Start of THE DATA

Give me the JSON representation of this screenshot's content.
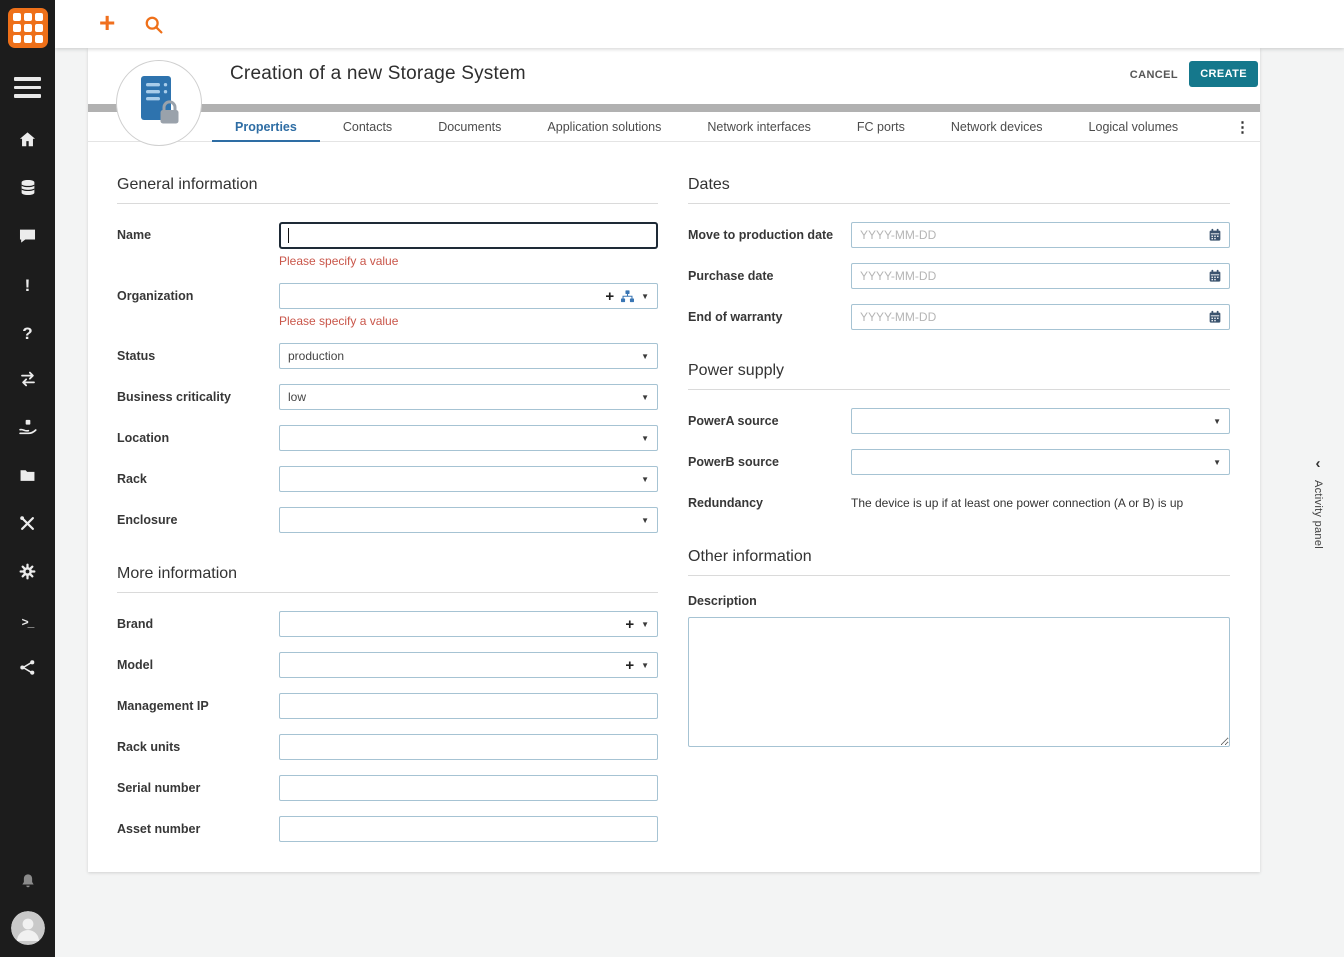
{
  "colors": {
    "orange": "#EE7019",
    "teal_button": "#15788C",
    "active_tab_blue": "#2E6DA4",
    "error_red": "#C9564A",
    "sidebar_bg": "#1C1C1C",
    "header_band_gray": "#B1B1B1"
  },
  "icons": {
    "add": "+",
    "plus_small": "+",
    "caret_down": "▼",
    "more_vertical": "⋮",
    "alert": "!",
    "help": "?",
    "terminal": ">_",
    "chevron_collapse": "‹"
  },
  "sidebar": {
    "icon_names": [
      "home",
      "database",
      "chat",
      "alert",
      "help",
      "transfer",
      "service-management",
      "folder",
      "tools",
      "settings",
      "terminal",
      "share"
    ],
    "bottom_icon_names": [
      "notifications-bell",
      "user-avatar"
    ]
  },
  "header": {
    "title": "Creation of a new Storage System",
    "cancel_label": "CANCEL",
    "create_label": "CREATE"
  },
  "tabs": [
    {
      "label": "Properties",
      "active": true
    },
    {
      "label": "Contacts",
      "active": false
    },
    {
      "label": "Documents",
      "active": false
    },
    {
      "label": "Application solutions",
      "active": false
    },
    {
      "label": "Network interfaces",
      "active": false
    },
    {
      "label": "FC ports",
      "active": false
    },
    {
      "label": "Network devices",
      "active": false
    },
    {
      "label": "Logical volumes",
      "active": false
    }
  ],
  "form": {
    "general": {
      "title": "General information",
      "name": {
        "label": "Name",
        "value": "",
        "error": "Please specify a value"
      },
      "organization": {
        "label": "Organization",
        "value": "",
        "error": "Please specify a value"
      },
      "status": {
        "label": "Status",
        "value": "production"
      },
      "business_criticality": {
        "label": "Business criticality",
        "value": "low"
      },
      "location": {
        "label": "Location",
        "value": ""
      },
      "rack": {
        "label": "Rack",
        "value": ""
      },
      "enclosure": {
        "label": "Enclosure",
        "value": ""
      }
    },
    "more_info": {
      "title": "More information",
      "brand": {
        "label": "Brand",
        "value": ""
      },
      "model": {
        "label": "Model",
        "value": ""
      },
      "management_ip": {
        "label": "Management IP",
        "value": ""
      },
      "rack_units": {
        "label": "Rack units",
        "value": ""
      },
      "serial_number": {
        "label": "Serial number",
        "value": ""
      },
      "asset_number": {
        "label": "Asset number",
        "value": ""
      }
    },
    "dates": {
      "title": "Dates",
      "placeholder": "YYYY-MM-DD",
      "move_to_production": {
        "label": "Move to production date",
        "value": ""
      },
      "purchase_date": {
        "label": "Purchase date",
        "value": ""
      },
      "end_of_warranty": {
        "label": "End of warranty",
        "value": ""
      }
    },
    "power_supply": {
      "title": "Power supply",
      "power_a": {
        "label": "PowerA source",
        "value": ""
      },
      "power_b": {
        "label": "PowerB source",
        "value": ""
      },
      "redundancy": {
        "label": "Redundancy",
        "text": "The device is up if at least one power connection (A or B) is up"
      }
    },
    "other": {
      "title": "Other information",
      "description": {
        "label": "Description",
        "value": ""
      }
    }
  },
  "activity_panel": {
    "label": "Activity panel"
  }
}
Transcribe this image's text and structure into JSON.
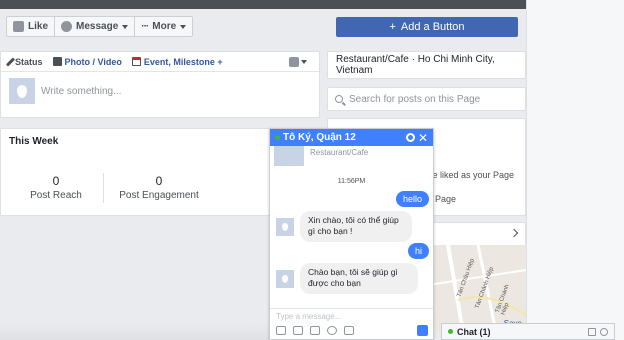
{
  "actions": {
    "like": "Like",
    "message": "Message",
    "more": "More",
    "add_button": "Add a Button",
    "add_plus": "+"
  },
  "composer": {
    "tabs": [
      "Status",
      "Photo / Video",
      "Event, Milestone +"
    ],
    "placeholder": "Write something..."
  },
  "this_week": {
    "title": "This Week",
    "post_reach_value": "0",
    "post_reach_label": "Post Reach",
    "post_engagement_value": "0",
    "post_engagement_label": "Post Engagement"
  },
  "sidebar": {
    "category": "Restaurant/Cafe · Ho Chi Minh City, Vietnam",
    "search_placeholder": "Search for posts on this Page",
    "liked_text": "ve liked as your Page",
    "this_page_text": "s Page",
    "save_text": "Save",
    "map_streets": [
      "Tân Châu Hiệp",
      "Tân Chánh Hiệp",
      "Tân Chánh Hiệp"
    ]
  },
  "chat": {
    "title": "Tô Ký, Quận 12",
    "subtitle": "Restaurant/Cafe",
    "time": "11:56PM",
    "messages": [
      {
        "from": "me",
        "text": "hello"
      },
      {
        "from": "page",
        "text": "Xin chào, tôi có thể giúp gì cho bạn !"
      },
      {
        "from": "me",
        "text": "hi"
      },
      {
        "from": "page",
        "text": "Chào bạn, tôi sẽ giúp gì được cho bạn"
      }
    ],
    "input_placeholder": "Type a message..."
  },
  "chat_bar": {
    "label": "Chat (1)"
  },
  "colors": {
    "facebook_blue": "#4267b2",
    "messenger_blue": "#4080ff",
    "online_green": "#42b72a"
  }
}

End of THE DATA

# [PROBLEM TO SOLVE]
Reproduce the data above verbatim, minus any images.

# [TASK RESPONSE]
Give me the JSON representation of this screenshot's content.
{
  "colors": {
    "orange": "#EE7019",
    "teal_button": "#15788C",
    "active_tab_blue": "#2E6DA4",
    "error_red": "#C9564A",
    "sidebar_bg": "#1C1C1C",
    "header_band_gray": "#B1B1B1"
  },
  "icons": {
    "add": "+",
    "plus_small": "+",
    "caret_down": "▼",
    "more_vertical": "⋮",
    "alert": "!",
    "help": "?",
    "terminal": ">_",
    "chevron_collapse": "‹"
  },
  "sidebar": {
    "icon_names": [
      "home",
      "database",
      "chat",
      "alert",
      "help",
      "transfer",
      "service-management",
      "folder",
      "tools",
      "settings",
      "terminal",
      "share"
    ],
    "bottom_icon_names": [
      "notifications-bell",
      "user-avatar"
    ]
  },
  "header": {
    "title": "Creation of a new Storage System",
    "cancel_label": "CANCEL",
    "create_label": "CREATE"
  },
  "tabs": [
    {
      "label": "Properties",
      "active": true
    },
    {
      "label": "Contacts",
      "active": false
    },
    {
      "label": "Documents",
      "active": false
    },
    {
      "label": "Application solutions",
      "active": false
    },
    {
      "label": "Network interfaces",
      "active": false
    },
    {
      "label": "FC ports",
      "active": false
    },
    {
      "label": "Network devices",
      "active": false
    },
    {
      "label": "Logical volumes",
      "active": false
    }
  ],
  "form": {
    "general": {
      "title": "General information",
      "name": {
        "label": "Name",
        "value": "",
        "error": "Please specify a value"
      },
      "organization": {
        "label": "Organization",
        "value": "",
        "error": "Please specify a value"
      },
      "status": {
        "label": "Status",
        "value": "production"
      },
      "business_criticality": {
        "label": "Business criticality",
        "value": "low"
      },
      "location": {
        "label": "Location",
        "value": ""
      },
      "rack": {
        "label": "Rack",
        "value": ""
      },
      "enclosure": {
        "label": "Enclosure",
        "value": ""
      }
    },
    "more_info": {
      "title": "More information",
      "brand": {
        "label": "Brand",
        "value": ""
      },
      "model": {
        "label": "Model",
        "value": ""
      },
      "management_ip": {
        "label": "Management IP",
        "value": ""
      },
      "rack_units": {
        "label": "Rack units",
        "value": ""
      },
      "serial_number": {
        "label": "Serial number",
        "value": ""
      },
      "asset_number": {
        "label": "Asset number",
        "value": ""
      }
    },
    "dates": {
      "title": "Dates",
      "placeholder": "YYYY-MM-DD",
      "move_to_production": {
        "label": "Move to production date",
        "value": ""
      },
      "purchase_date": {
        "label": "Purchase date",
        "value": ""
      },
      "end_of_warranty": {
        "label": "End of warranty",
        "value": ""
      }
    },
    "power_supply": {
      "title": "Power supply",
      "power_a": {
        "label": "PowerA source",
        "value": ""
      },
      "power_b": {
        "label": "PowerB source",
        "value": ""
      },
      "redundancy": {
        "label": "Redundancy",
        "text": "The device is up if at least one power connection (A or B) is up"
      }
    },
    "other": {
      "title": "Other information",
      "description": {
        "label": "Description",
        "value": ""
      }
    }
  },
  "activity_panel": {
    "label": "Activity panel"
  }
}
Transcribe this image's text and structure into JSON.
{
  "actions": {
    "like": "Like",
    "message": "Message",
    "more": "More",
    "add_button": "Add a Button",
    "add_plus": "+"
  },
  "composer": {
    "tabs": [
      "Status",
      "Photo / Video",
      "Event, Milestone +"
    ],
    "placeholder": "Write something..."
  },
  "this_week": {
    "title": "This Week",
    "post_reach_value": "0",
    "post_reach_label": "Post Reach",
    "post_engagement_value": "0",
    "post_engagement_label": "Post Engagement"
  },
  "sidebar": {
    "category": "Restaurant/Cafe · Ho Chi Minh City, Vietnam",
    "search_placeholder": "Search for posts on this Page",
    "liked_text": "ve liked as your Page",
    "this_page_text": "s Page",
    "save_text": "Save",
    "map_streets": [
      "Tân Châu Hiệp",
      "Tân Chánh Hiệp",
      "Tân Chánh Hiệp"
    ]
  },
  "chat": {
    "title": "Tô Ký, Quận 12",
    "subtitle": "Restaurant/Cafe",
    "time": "11:56PM",
    "messages": [
      {
        "from": "me",
        "text": "hello"
      },
      {
        "from": "page",
        "text": "Xin chào, tôi có thể giúp gì cho bạn !"
      },
      {
        "from": "me",
        "text": "hi"
      },
      {
        "from": "page",
        "text": "Chào bạn, tôi sẽ giúp gì được cho bạn"
      }
    ],
    "input_placeholder": "Type a message..."
  },
  "chat_bar": {
    "label": "Chat (1)"
  },
  "colors": {
    "facebook_blue": "#4267b2",
    "messenger_blue": "#4080ff",
    "online_green": "#42b72a"
  }
}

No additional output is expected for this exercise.